EXERCISE AIM ->
In the entries below, how many lines contain the string "name"? Give the number by itself.

◇ ◇ ◇ ◇ ◇ ◇ ◇

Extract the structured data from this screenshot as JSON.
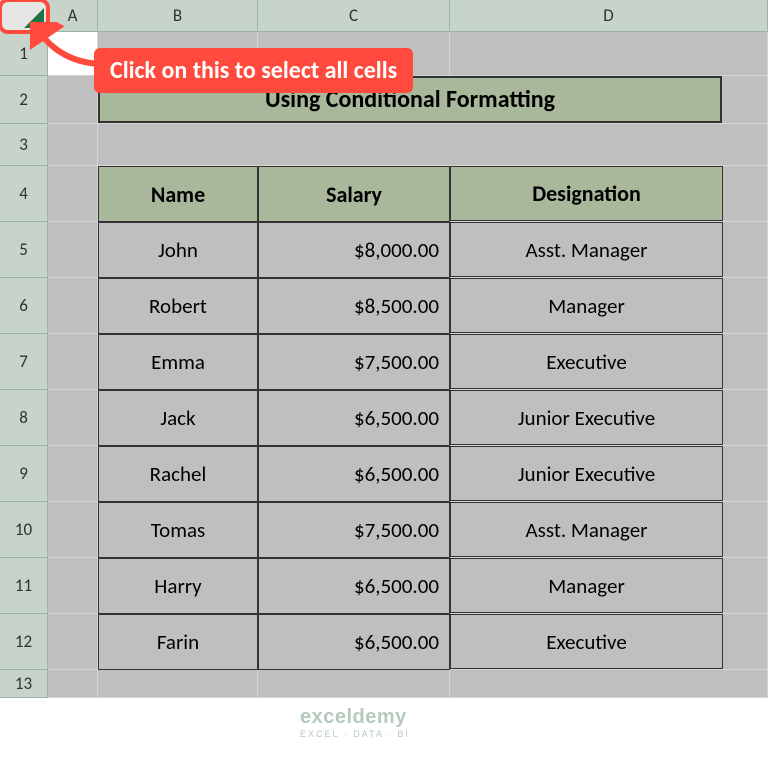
{
  "columns": [
    "A",
    "B",
    "C",
    "D"
  ],
  "rows": [
    "1",
    "2",
    "3",
    "4",
    "5",
    "6",
    "7",
    "8",
    "9",
    "10",
    "11",
    "12",
    "13"
  ],
  "title": "Using Conditional Formatting",
  "headers": {
    "name": "Name",
    "salary": "Salary",
    "designation": "Designation"
  },
  "data": [
    {
      "name": "John",
      "salary": "$8,000.00",
      "designation": "Asst. Manager"
    },
    {
      "name": "Robert",
      "salary": "$8,500.00",
      "designation": "Manager"
    },
    {
      "name": "Emma",
      "salary": "$7,500.00",
      "designation": "Executive"
    },
    {
      "name": "Jack",
      "salary": "$6,500.00",
      "designation": "Junior Executive"
    },
    {
      "name": "Rachel",
      "salary": "$6,500.00",
      "designation": "Junior Executive"
    },
    {
      "name": "Tomas",
      "salary": "$7,500.00",
      "designation": "Asst. Manager"
    },
    {
      "name": "Harry",
      "salary": "$6,500.00",
      "designation": "Manager"
    },
    {
      "name": "Farin",
      "salary": "$6,500.00",
      "designation": "Executive"
    }
  ],
  "callout": "Click on this to select all cells",
  "watermark": {
    "brand": "exceldemy",
    "tagline": "EXCEL · DATA · BI"
  }
}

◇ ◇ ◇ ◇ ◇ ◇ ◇

THE ANSWER ->
9